Why Security Matters
The security of cardholder data affects everybody.
The breach or theft of cardholder data affects the entire payment card ecosystem. Customers suddenly lose trust in merchants or financial institutions, their credit can be negatively affected -- there is enormous personal fallout. Merchants and financial institutions lose credibility (and in turn, business), they are also subject to numerous financial liabilities.
“The security benefits associated with maintaining PCI compliance are vital to the long-term success of all merchants who process card payments. This includes continual identification of threats and vulnerabilities that could potentially impact the organization. Most organizations never fully recover from data breaches because the loss is greater than the data itself.” — Quick Service Restaurant (QSR) Magazine
Many organizations treat compliance as a one-time, annual event. But only focusing on an annual compliance assessment can create a false sense of security.
Forensic investigators have discovered that security controls deployed by organizations that had passed an assessment were often out of compliance when breaches occurred at a later date. It’s only by achieving and maintaining compliance that your cyber defenses will be adequately primed against attacks aimed at stealing cardholder data.
Validation of compliance with the PCI Data Security Standard is determined by individual payment brands. All have agreed to incorporate the PCI Data Security Standard as part of the technical requirements for each of their data security compliance programs. The payment brands also recognize qualified security assessors and approved scanning vendors qualified by the PCI Security Standards Council.
The Council does not enforce compliance; this is done by individual payment brands or acquiring banks.
The PCI 3-Step Process
- Assess. Identifying cardholder data, taking an inventory of IT assets and business processes for payment card processing, and analyzing them for vulnerabilities.
- Remediate.

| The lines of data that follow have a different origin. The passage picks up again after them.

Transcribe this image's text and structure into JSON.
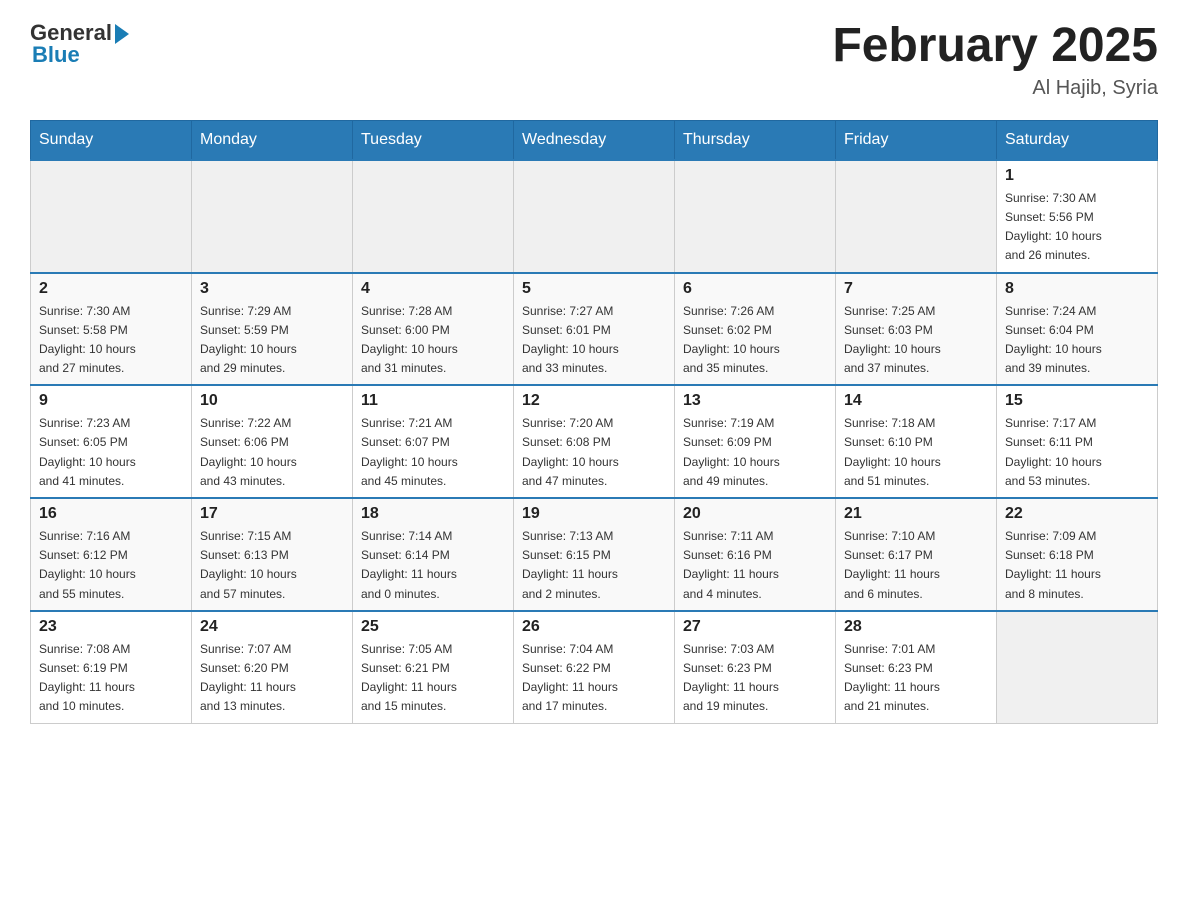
{
  "header": {
    "logo_general": "General",
    "logo_blue": "Blue",
    "month_title": "February 2025",
    "location": "Al Hajib, Syria"
  },
  "weekdays": [
    "Sunday",
    "Monday",
    "Tuesday",
    "Wednesday",
    "Thursday",
    "Friday",
    "Saturday"
  ],
  "weeks": [
    [
      {
        "day": "",
        "info": ""
      },
      {
        "day": "",
        "info": ""
      },
      {
        "day": "",
        "info": ""
      },
      {
        "day": "",
        "info": ""
      },
      {
        "day": "",
        "info": ""
      },
      {
        "day": "",
        "info": ""
      },
      {
        "day": "1",
        "info": "Sunrise: 7:30 AM\nSunset: 5:56 PM\nDaylight: 10 hours\nand 26 minutes."
      }
    ],
    [
      {
        "day": "2",
        "info": "Sunrise: 7:30 AM\nSunset: 5:58 PM\nDaylight: 10 hours\nand 27 minutes."
      },
      {
        "day": "3",
        "info": "Sunrise: 7:29 AM\nSunset: 5:59 PM\nDaylight: 10 hours\nand 29 minutes."
      },
      {
        "day": "4",
        "info": "Sunrise: 7:28 AM\nSunset: 6:00 PM\nDaylight: 10 hours\nand 31 minutes."
      },
      {
        "day": "5",
        "info": "Sunrise: 7:27 AM\nSunset: 6:01 PM\nDaylight: 10 hours\nand 33 minutes."
      },
      {
        "day": "6",
        "info": "Sunrise: 7:26 AM\nSunset: 6:02 PM\nDaylight: 10 hours\nand 35 minutes."
      },
      {
        "day": "7",
        "info": "Sunrise: 7:25 AM\nSunset: 6:03 PM\nDaylight: 10 hours\nand 37 minutes."
      },
      {
        "day": "8",
        "info": "Sunrise: 7:24 AM\nSunset: 6:04 PM\nDaylight: 10 hours\nand 39 minutes."
      }
    ],
    [
      {
        "day": "9",
        "info": "Sunrise: 7:23 AM\nSunset: 6:05 PM\nDaylight: 10 hours\nand 41 minutes."
      },
      {
        "day": "10",
        "info": "Sunrise: 7:22 AM\nSunset: 6:06 PM\nDaylight: 10 hours\nand 43 minutes."
      },
      {
        "day": "11",
        "info": "Sunrise: 7:21 AM\nSunset: 6:07 PM\nDaylight: 10 hours\nand 45 minutes."
      },
      {
        "day": "12",
        "info": "Sunrise: 7:20 AM\nSunset: 6:08 PM\nDaylight: 10 hours\nand 47 minutes."
      },
      {
        "day": "13",
        "info": "Sunrise: 7:19 AM\nSunset: 6:09 PM\nDaylight: 10 hours\nand 49 minutes."
      },
      {
        "day": "14",
        "info": "Sunrise: 7:18 AM\nSunset: 6:10 PM\nDaylight: 10 hours\nand 51 minutes."
      },
      {
        "day": "15",
        "info": "Sunrise: 7:17 AM\nSunset: 6:11 PM\nDaylight: 10 hours\nand 53 minutes."
      }
    ],
    [
      {
        "day": "16",
        "info": "Sunrise: 7:16 AM\nSunset: 6:12 PM\nDaylight: 10 hours\nand 55 minutes."
      },
      {
        "day": "17",
        "info": "Sunrise: 7:15 AM\nSunset: 6:13 PM\nDaylight: 10 hours\nand 57 minutes."
      },
      {
        "day": "18",
        "info": "Sunrise: 7:14 AM\nSunset: 6:14 PM\nDaylight: 11 hours\nand 0 minutes."
      },
      {
        "day": "19",
        "info": "Sunrise: 7:13 AM\nSunset: 6:15 PM\nDaylight: 11 hours\nand 2 minutes."
      },
      {
        "day": "20",
        "info": "Sunrise: 7:11 AM\nSunset: 6:16 PM\nDaylight: 11 hours\nand 4 minutes."
      },
      {
        "day": "21",
        "info": "Sunrise: 7:10 AM\nSunset: 6:17 PM\nDaylight: 11 hours\nand 6 minutes."
      },
      {
        "day": "22",
        "info": "Sunrise: 7:09 AM\nSunset: 6:18 PM\nDaylight: 11 hours\nand 8 minutes."
      }
    ],
    [
      {
        "day": "23",
        "info": "Sunrise: 7:08 AM\nSunset: 6:19 PM\nDaylight: 11 hours\nand 10 minutes."
      },
      {
        "day": "24",
        "info": "Sunrise: 7:07 AM\nSunset: 6:20 PM\nDaylight: 11 hours\nand 13 minutes."
      },
      {
        "day": "25",
        "info": "Sunrise: 7:05 AM\nSunset: 6:21 PM\nDaylight: 11 hours\nand 15 minutes."
      },
      {
        "day": "26",
        "info": "Sunrise: 7:04 AM\nSunset: 6:22 PM\nDaylight: 11 hours\nand 17 minutes."
      },
      {
        "day": "27",
        "info": "Sunrise: 7:03 AM\nSunset: 6:23 PM\nDaylight: 11 hours\nand 19 minutes."
      },
      {
        "day": "28",
        "info": "Sunrise: 7:01 AM\nSunset: 6:23 PM\nDaylight: 11 hours\nand 21 minutes."
      },
      {
        "day": "",
        "info": ""
      }
    ]
  ]
}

Fixing vulnerabilities and eliminating the storage of cardholder data unless absolutely necessary.
- Report. Compiling and submitting required reports to the appropriate acquiring bank and card brands.
Specific questions about compliance validation levels and what you must do to validate should be directed to your acquiring financial institution or payment card brand.
Implementing the PCI Data Security Standard starts with scoping. This process involves identifying all system components that are located within or connected to the cardholder data environment (such an environment is comprised of people, processes, and technology that handle cardholder data or sensitive authentication data).
Scoping is an annual process and must occur prior to the annual assessment. Merchants and other entities must identify all locations and flows of cardholder data to ensure all applicable system components are included in scope for the PCI Data Security Standard.
A Qualified Security Assessor is a data security firm that is qualified by the PCI Council to perform on-site PCI Data Security Standard assessments.
The Assessor will:
- Verify all technical information given by merchant or service provider
- Use independent judgment to confirm the standard has been met
- Provide support and guidance during the compliance process
- Be onsite for the duration of the assessment as required
- Adhere to the PCI Data Security Standard Assessment Procedures
- Validate the scope of the assessment
- Evaluate compensating controls
- Produce the final Report on Compliance
Reports are the official method by which merchants and other entities report their compliance status with the PCI Data Security Standard to their respective acquiring financial institutions or payment card brand.
Quarterly submission of a report for network scanning may also be required. Individual payment card brands may require submission of other documentation; see their web sites for more information.
Depending on payment card brand requirements, merchants and service providers may need to submit a Self-Assessment Questionnaire for self-assessments, or a Report on Compliance for on-site assessments.